Often, Shapiro added, discussion “will end up going in whatever direction visitors want.” One of his tours examines Scene from the Life of Thomas Becket (c. 1190–1205), a stained glass medallion from Canterbury Cathedral. “Depending on who’s on the tour, that stop could take a religious, iconographic direction or could go in a material direction, geared toward people interested in the process of making stained glass,” he said. “Some people are fascinated by the conservation process. The glass is lit by LED lights, so people want to know about the ethics of showing this work in a way that it was not originally seen.”
Before the students open their tours to the public, they must complete a rigorous training program. Led by David Odo, director of student programs and research curator for university collections initiatives in the museums’ Division of Academic and Public Programs, the program helps each guide prepare to discuss works from various angles and with content appropriate for all ages and interests.
“Student guides gain the skills they need to facilitate group conversations about works included on their tours,” Odo said. “At the same time, they learn how and when to share their knowledge and observations with visitors.” New guides spend the fall semester learning about individual objects, through research and by attending presentations from curators, conservators, and museums staff. As they develop their tours, they also receive instruction on public speaking skills.
Before new guides can lead groups, they give practice tours, some of which are open to peers, museums staff, curators, fellows, and others with deep knowledge of the objects. “It’s funny,” Chaivaranon said, “because in many ways, giving a practice tour is harder and more intimidating than giving a tour to the public.”
Yet the payoffs are significant. A number of student guides are interested in a career in the arts, making the practice invaluable. Many guides gain further experience by developing and giving additional tours to special visitors or groups by request (e.g., participants in international study programs). Later this spring, the student guides will host a conference to bring together other Boston-area college students involved in their own campus museums; the guides hope that the conference will initiate ongoing discussion about museums in student life.

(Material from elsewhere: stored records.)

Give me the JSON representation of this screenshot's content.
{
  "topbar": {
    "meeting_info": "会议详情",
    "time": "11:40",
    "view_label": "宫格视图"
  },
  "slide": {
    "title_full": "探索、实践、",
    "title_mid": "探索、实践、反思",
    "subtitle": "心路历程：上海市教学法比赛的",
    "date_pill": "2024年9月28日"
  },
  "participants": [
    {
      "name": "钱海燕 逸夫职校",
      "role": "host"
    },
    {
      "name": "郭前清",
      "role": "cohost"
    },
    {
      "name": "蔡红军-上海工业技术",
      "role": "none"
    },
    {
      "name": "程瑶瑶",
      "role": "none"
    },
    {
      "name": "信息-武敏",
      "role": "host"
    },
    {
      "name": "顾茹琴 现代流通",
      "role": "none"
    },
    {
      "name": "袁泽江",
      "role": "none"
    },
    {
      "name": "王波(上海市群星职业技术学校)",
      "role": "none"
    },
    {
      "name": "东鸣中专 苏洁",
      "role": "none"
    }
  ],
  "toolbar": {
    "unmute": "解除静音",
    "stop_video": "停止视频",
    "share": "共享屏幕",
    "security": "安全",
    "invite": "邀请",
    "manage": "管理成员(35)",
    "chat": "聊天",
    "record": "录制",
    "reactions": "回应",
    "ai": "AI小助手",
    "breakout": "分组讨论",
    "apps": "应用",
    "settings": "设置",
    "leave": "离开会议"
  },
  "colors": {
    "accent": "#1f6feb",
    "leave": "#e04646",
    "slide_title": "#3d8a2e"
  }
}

In the meantime, visitors will find that taking a student-led tour (see our calendar for dates) of the Harvard Art Museums adds a completely new dimension to their experience, offering a fresh way to immerse themselves in the collections.